● **Data supplied**
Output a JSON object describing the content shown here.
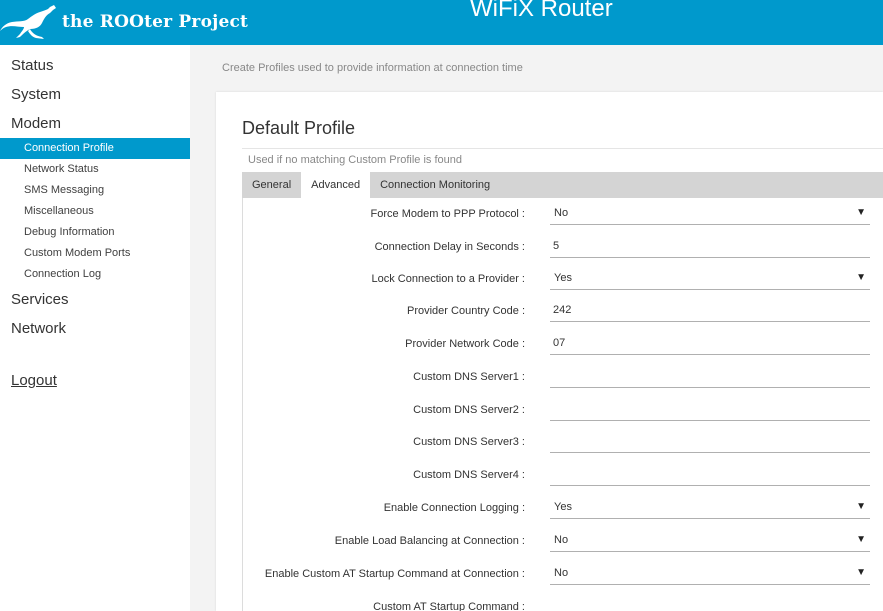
{
  "header": {
    "brand": "the ROOter Project",
    "title": "WiFiX Router"
  },
  "sidebar": {
    "items": [
      {
        "label": "Status"
      },
      {
        "label": "System"
      },
      {
        "label": "Modem"
      }
    ],
    "modem_sub": [
      {
        "label": "Connection Profile"
      },
      {
        "label": "Network Status"
      },
      {
        "label": "SMS Messaging"
      },
      {
        "label": "Miscellaneous"
      },
      {
        "label": "Debug Information"
      },
      {
        "label": "Custom Modem Ports"
      },
      {
        "label": "Connection Log"
      }
    ],
    "items_after": [
      {
        "label": "Services"
      },
      {
        "label": "Network"
      }
    ],
    "logout": "Logout",
    "active": "Connection Profile"
  },
  "main": {
    "description": "Create Profiles used to provide information at connection time",
    "section": {
      "title": "Default Profile",
      "subtitle": "Used if no matching Custom Profile is found"
    },
    "tabs": [
      {
        "label": "General"
      },
      {
        "label": "Advanced"
      },
      {
        "label": "Connection Monitoring"
      }
    ],
    "active_tab": "Advanced",
    "fields": [
      {
        "label": "Force Modem to PPP Protocol :",
        "type": "select",
        "value": "No"
      },
      {
        "label": "Connection Delay in Seconds :",
        "type": "input",
        "value": "5"
      },
      {
        "label": "Lock Connection to a Provider :",
        "type": "select",
        "value": "Yes"
      },
      {
        "label": "Provider Country Code :",
        "type": "input",
        "value": "242"
      },
      {
        "label": "Provider Network Code :",
        "type": "input",
        "value": "07"
      },
      {
        "label": "Custom DNS Server1 :",
        "type": "input",
        "value": ""
      },
      {
        "label": "Custom DNS Server2 :",
        "type": "input",
        "value": ""
      },
      {
        "label": "Custom DNS Server3 :",
        "type": "input",
        "value": ""
      },
      {
        "label": "Custom DNS Server4 :",
        "type": "input",
        "value": ""
      },
      {
        "label": "Enable Connection Logging :",
        "type": "select",
        "value": "Yes"
      },
      {
        "label": "Enable Load Balancing at Connection :",
        "type": "select",
        "value": "No"
      },
      {
        "label": "Enable Custom AT Startup Command at Connection :",
        "type": "select",
        "value": "No"
      },
      {
        "label": "Custom AT Startup Command :",
        "type": "input",
        "value": ""
      }
    ]
  },
  "colors": {
    "accent": "#0099cc",
    "tabbar": "#d4d4d4",
    "background": "#f3f3f3"
  },
  "icons": {
    "logo": "kangaroo-logo-icon",
    "dropdown": "triangle-down-icon"
  }
}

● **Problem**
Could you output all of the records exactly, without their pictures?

● **Written response**
Output a JSON object describing the content shown here.
{
  "header": {
    "brand": "the ROOter Project",
    "title": "WiFiX Router"
  },
  "sidebar": {
    "items": [
      {
        "label": "Status"
      },
      {
        "label": "System"
      },
      {
        "label": "Modem"
      }
    ],
    "modem_sub": [
      {
        "label": "Connection Profile"
      },
      {
        "label": "Network Status"
      },
      {
        "label": "SMS Messaging"
      },
      {
        "label": "Miscellaneous"
      },
      {
        "label": "Debug Information"
      },
      {
        "label": "Custom Modem Ports"
      },
      {
        "label": "Connection Log"
      }
    ],
    "items_after": [
      {
        "label": "Services"
      },
      {
        "label": "Network"
      }
    ],
    "logout": "Logout",
    "active": "Connection Profile"
  },
  "main": {
    "description": "Create Profiles used to provide information at connection time",
    "section": {
      "title": "Default Profile",
      "subtitle": "Used if no matching Custom Profile is found"
    },
    "tabs": [
      {
        "label": "General"
      },
      {
        "label": "Advanced"
      },
      {
        "label": "Connection Monitoring"
      }
    ],
    "active_tab": "Advanced",
    "fields": [
      {
        "label": "Force Modem to PPP Protocol :",
        "type": "select",
        "value": "No"
      },
      {
        "label": "Connection Delay in Seconds :",
        "type": "input",
        "value": "5"
      },
      {
        "label": "Lock Connection to a Provider :",
        "type": "select",
        "value": "Yes"
      },
      {
        "label": "Provider Country Code :",
        "type": "input",
        "value": "242"
      },
      {
        "label": "Provider Network Code :",
        "type": "input",
        "value": "07"
      },
      {
        "label": "Custom DNS Server1 :",
        "type": "input",
        "value": ""
      },
      {
        "label": "Custom DNS Server2 :",
        "type": "input",
        "value": ""
      },
      {
        "label": "Custom DNS Server3 :",
        "type": "input",
        "value": ""
      },
      {
        "label": "Custom DNS Server4 :",
        "type": "input",
        "value": ""
      },
      {
        "label": "Enable Connection Logging :",
        "type": "select",
        "value": "Yes"
      },
      {
        "label": "Enable Load Balancing at Connection :",
        "type": "select",
        "value": "No"
      },
      {
        "label": "Enable Custom AT Startup Command at Connection :",
        "type": "select",
        "value": "No"
      },
      {
        "label": "Custom AT Startup Command :",
        "type": "input",
        "value": ""
      }
    ]
  },
  "colors": {
    "accent": "#0099cc",
    "tabbar": "#d4d4d4",
    "background": "#f3f3f3"
  },
  "icons": {
    "logo": "kangaroo-logo-icon",
    "dropdown": "triangle-down-icon"
  }
}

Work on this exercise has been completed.